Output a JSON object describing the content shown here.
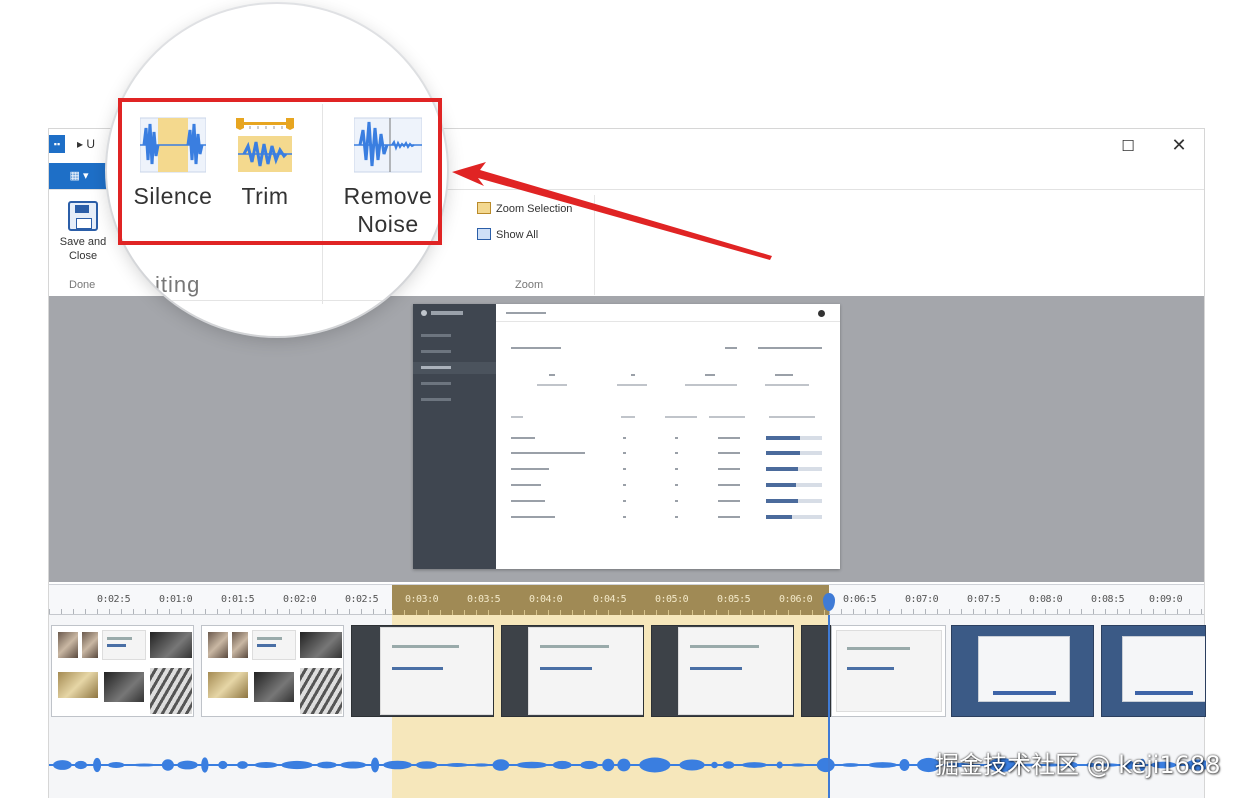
{
  "window": {
    "title": "▸ U",
    "app_icon_label": "▪▪",
    "file_tab_label": "▾"
  },
  "ribbon": {
    "save_label_line1": "Save and",
    "save_label_line2": "Close",
    "group_done": "Done",
    "zoom_items": [
      "Zoom Selection",
      "Show All"
    ],
    "group_zoom": "Zoom"
  },
  "magnified": {
    "buttons": [
      {
        "label": "Silence",
        "icon": "silence-waveform-icon"
      },
      {
        "label": "Trim",
        "icon": "trim-waveform-icon"
      },
      {
        "label_line1": "Remove",
        "label_line2": "Noise",
        "icon": "remove-noise-waveform-icon"
      }
    ],
    "group_label": "iting",
    "highlight_color": "#e02424"
  },
  "timeline": {
    "ruler_labels": [
      "0:02:5",
      "0:01:0",
      "0:01:5",
      "0:02:0",
      "0:02:5",
      "0:03:0",
      "0:03:5",
      "0:04:0",
      "0:04:5",
      "0:05:0",
      "0:05:5",
      "0:06:0",
      "0:06:5",
      "0:07:0",
      "0:07:5",
      "0:08:0",
      "0:08:5",
      "0:09:0"
    ],
    "selection_color": "#f7d77e",
    "waveform_color": "#3a7ee0",
    "playhead_color": "#3f7bd6"
  },
  "watermark": "掘金技术社区 @ keji1688"
}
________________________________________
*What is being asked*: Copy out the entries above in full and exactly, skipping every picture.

*Answer section*:
Output a JSON object describing the content shown here.
{
  "window": {
    "title": "▸ U",
    "app_icon_label": "▪▪",
    "file_tab_label": "▾"
  },
  "ribbon": {
    "save_label_line1": "Save and",
    "save_label_line2": "Close",
    "group_done": "Done",
    "zoom_items": [
      "Zoom Selection",
      "Show All"
    ],
    "group_zoom": "Zoom"
  },
  "magnified": {
    "buttons": [
      {
        "label": "Silence",
        "icon": "silence-waveform-icon"
      },
      {
        "label": "Trim",
        "icon": "trim-waveform-icon"
      },
      {
        "label_line1": "Remove",
        "label_line2": "Noise",
        "icon": "remove-noise-waveform-icon"
      }
    ],
    "group_label": "iting",
    "highlight_color": "#e02424"
  },
  "timeline": {
    "ruler_labels": [
      "0:02:5",
      "0:01:0",
      "0:01:5",
      "0:02:0",
      "0:02:5",
      "0:03:0",
      "0:03:5",
      "0:04:0",
      "0:04:5",
      "0:05:0",
      "0:05:5",
      "0:06:0",
      "0:06:5",
      "0:07:0",
      "0:07:5",
      "0:08:0",
      "0:08:5",
      "0:09:0"
    ],
    "selection_color": "#f7d77e",
    "waveform_color": "#3a7ee0",
    "playhead_color": "#3f7bd6"
  },
  "watermark": "掘金技术社区 @ keji1688"
}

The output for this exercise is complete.